What to work on: Everything in the entries below except the pictures must be returned exactly.

Exercise data:
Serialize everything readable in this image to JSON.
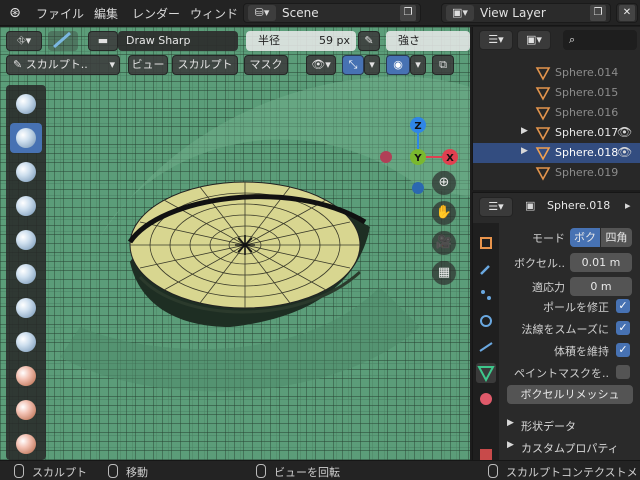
{
  "topbar": {
    "menus": [
      "ファイル",
      "編集",
      "レンダー",
      "ウィンド"
    ],
    "scene": "Scene",
    "view_layer": "View Layer"
  },
  "viewport": {
    "brush_name": "Draw Sharp",
    "radius_label": "半径",
    "radius_value": "59 px",
    "strength_label": "強さ",
    "mode_label": "スカルプト..",
    "header_menus": [
      "ビュー",
      "スカルプト",
      "マスク"
    ],
    "gizmo": {
      "z": "Z",
      "y": "Y",
      "x": "X"
    }
  },
  "outliner": {
    "items": [
      {
        "name": "Sphere.014",
        "selected": false,
        "visible": false
      },
      {
        "name": "Sphere.015",
        "selected": false,
        "visible": false
      },
      {
        "name": "Sphere.016",
        "selected": false,
        "visible": false
      },
      {
        "name": "Sphere.017",
        "selected": false,
        "visible": true
      },
      {
        "name": "Sphere.018",
        "selected": true,
        "visible": true
      },
      {
        "name": "Sphere.019",
        "selected": false,
        "visible": false
      }
    ]
  },
  "properties": {
    "object_name": "Sphere.018",
    "mode_label": "モード",
    "mode_options": [
      "ボク",
      "四角"
    ],
    "voxel_size_label": "ボクセル..",
    "voxel_size_value": "0.01 m",
    "adaptivity_label": "適応力",
    "adaptivity_value": "0 m",
    "fix_poles_label": "ポールを修正",
    "smooth_normals_label": "法線をスムーズに",
    "preserve_volume_label": "体積を維持",
    "paint_mask_label": "ペイントマスクを..",
    "voxel_remesh_button": "ボクセルリメッシュ",
    "section_shape_data": "形状データ",
    "section_custom_props": "カスタムプロパティ"
  },
  "statusbar": {
    "sculpt": "スカルプト",
    "move": "移動",
    "rotate_view": "ビューを回転",
    "context": "スカルプトコンテクストメ"
  },
  "colors": {
    "mesh_green": "#5b9d79",
    "eye_fill": "#d8d690",
    "accent_blue": "#4772b3",
    "selected_row": "#334d80",
    "gizmo_x": "#e04050",
    "gizmo_y": "#7ab82e",
    "gizmo_z": "#2f86e6"
  }
}
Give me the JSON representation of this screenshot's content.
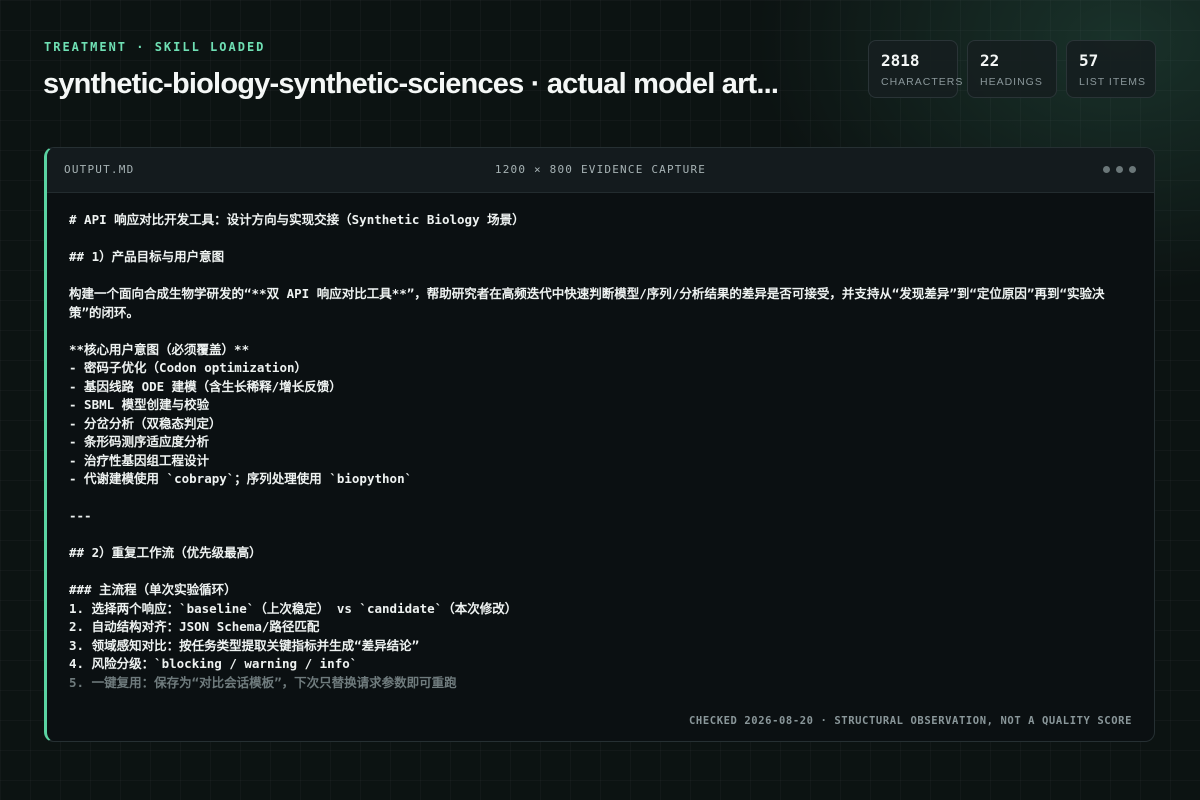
{
  "header": {
    "eyebrow": "TREATMENT · SKILL LOADED",
    "title": "synthetic-biology-synthetic-sciences · actual model art..."
  },
  "stats": [
    {
      "value": "2818",
      "label": "CHARACTERS"
    },
    {
      "value": "22",
      "label": "HEADINGS"
    },
    {
      "value": "57",
      "label": "LIST ITEMS"
    }
  ],
  "panel": {
    "filename": "OUTPUT.MD",
    "caption": "1200 × 800 EVIDENCE CAPTURE",
    "footer": "CHECKED 2026-08-20 · STRUCTURAL OBSERVATION, NOT A QUALITY SCORE",
    "lines": [
      "# API 响应对比开发工具：设计方向与实现交接（Synthetic Biology 场景）",
      "",
      "## 1）产品目标与用户意图",
      "",
      "构建一个面向合成生物学研发的“**双 API 响应对比工具**”，帮助研究者在高频迭代中快速判断模型/序列/分析结果的差异是否可接受，并支持从“发现差异”到“定位原因”再到“实验决策”的闭环。",
      "",
      "**核心用户意图（必须覆盖）**",
      "- 密码子优化（Codon optimization）",
      "- 基因线路 ODE 建模（含生长稀释/增长反馈）",
      "- SBML 模型创建与校验",
      "- 分岔分析（双稳态判定）",
      "- 条形码测序适应度分析",
      "- 治疗性基因组工程设计",
      "- 代谢建模使用 `cobrapy`；序列处理使用 `biopython`",
      "",
      "---",
      "",
      "## 2）重复工作流（优先级最高）",
      "",
      "### 主流程（单次实验循环）",
      "1. 选择两个响应：`baseline`（上次稳定） vs `candidate`（本次修改）",
      "2. 自动结构对齐：JSON Schema/路径匹配",
      "3. 领域感知对比：按任务类型提取关键指标并生成“差异结论”",
      "4. 风险分级：`blocking / warning / info`",
      "5. 一键复用：保存为“对比会话模板”，下次只替换请求参数即可重跑"
    ]
  }
}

Result:
Serialize everything readable in this image to JSON.
{
  "topbar": {
    "menus": [
      "ファイル",
      "編集",
      "レンダー",
      "ウィンド"
    ],
    "scene": "Scene",
    "view_layer": "View Layer"
  },
  "viewport": {
    "brush_name": "Draw Sharp",
    "radius_label": "半径",
    "radius_value": "59 px",
    "strength_label": "強さ",
    "mode_label": "スカルプト..",
    "header_menus": [
      "ビュー",
      "スカルプト",
      "マスク"
    ],
    "gizmo": {
      "z": "Z",
      "y": "Y",
      "x": "X"
    }
  },
  "outliner": {
    "items": [
      {
        "name": "Sphere.014",
        "selected": false,
        "visible": false
      },
      {
        "name": "Sphere.015",
        "selected": false,
        "visible": false
      },
      {
        "name": "Sphere.016",
        "selected": false,
        "visible": false
      },
      {
        "name": "Sphere.017",
        "selected": false,
        "visible": true
      },
      {
        "name": "Sphere.018",
        "selected": true,
        "visible": true
      },
      {
        "name": "Sphere.019",
        "selected": false,
        "visible": false
      }
    ]
  },
  "properties": {
    "object_name": "Sphere.018",
    "mode_label": "モード",
    "mode_options": [
      "ボク",
      "四角"
    ],
    "voxel_size_label": "ボクセル..",
    "voxel_size_value": "0.01 m",
    "adaptivity_label": "適応力",
    "adaptivity_value": "0 m",
    "fix_poles_label": "ポールを修正",
    "smooth_normals_label": "法線をスムーズに",
    "preserve_volume_label": "体積を維持",
    "paint_mask_label": "ペイントマスクを..",
    "voxel_remesh_button": "ボクセルリメッシュ",
    "section_shape_data": "形状データ",
    "section_custom_props": "カスタムプロパティ"
  },
  "statusbar": {
    "sculpt": "スカルプト",
    "move": "移動",
    "rotate_view": "ビューを回転",
    "context": "スカルプトコンテクストメ"
  },
  "colors": {
    "mesh_green": "#5b9d79",
    "eye_fill": "#d8d690",
    "accent_blue": "#4772b3",
    "selected_row": "#334d80",
    "gizmo_x": "#e04050",
    "gizmo_y": "#7ab82e",
    "gizmo_z": "#2f86e6"
  }
}
Give me the JSON representation of this screenshot's content.
{
  "header": {
    "eyebrow": "TREATMENT · SKILL LOADED",
    "title": "synthetic-biology-synthetic-sciences · actual model art..."
  },
  "stats": [
    {
      "value": "2818",
      "label": "CHARACTERS"
    },
    {
      "value": "22",
      "label": "HEADINGS"
    },
    {
      "value": "57",
      "label": "LIST ITEMS"
    }
  ],
  "panel": {
    "filename": "OUTPUT.MD",
    "caption": "1200 × 800 EVIDENCE CAPTURE",
    "footer": "CHECKED 2026-08-20 · STRUCTURAL OBSERVATION, NOT A QUALITY SCORE",
    "lines": [
      "# API 响应对比开发工具：设计方向与实现交接（Synthetic Biology 场景）",
      "",
      "## 1）产品目标与用户意图",
      "",
      "构建一个面向合成生物学研发的“**双 API 响应对比工具**”，帮助研究者在高频迭代中快速判断模型/序列/分析结果的差异是否可接受，并支持从“发现差异”到“定位原因”再到“实验决策”的闭环。",
      "",
      "**核心用户意图（必须覆盖）**",
      "- 密码子优化（Codon optimization）",
      "- 基因线路 ODE 建模（含生长稀释/增长反馈）",
      "- SBML 模型创建与校验",
      "- 分岔分析（双稳态判定）",
      "- 条形码测序适应度分析",
      "- 治疗性基因组工程设计",
      "- 代谢建模使用 `cobrapy`；序列处理使用 `biopython`",
      "",
      "---",
      "",
      "## 2）重复工作流（优先级最高）",
      "",
      "### 主流程（单次实验循环）",
      "1. 选择两个响应：`baseline`（上次稳定） vs `candidate`（本次修改）",
      "2. 自动结构对齐：JSON Schema/路径匹配",
      "3. 领域感知对比：按任务类型提取关键指标并生成“差异结论”",
      "4. 风险分级：`blocking / warning / info`",
      "5. 一键复用：保存为“对比会话模板”，下次只替换请求参数即可重跑"
    ]
  }
}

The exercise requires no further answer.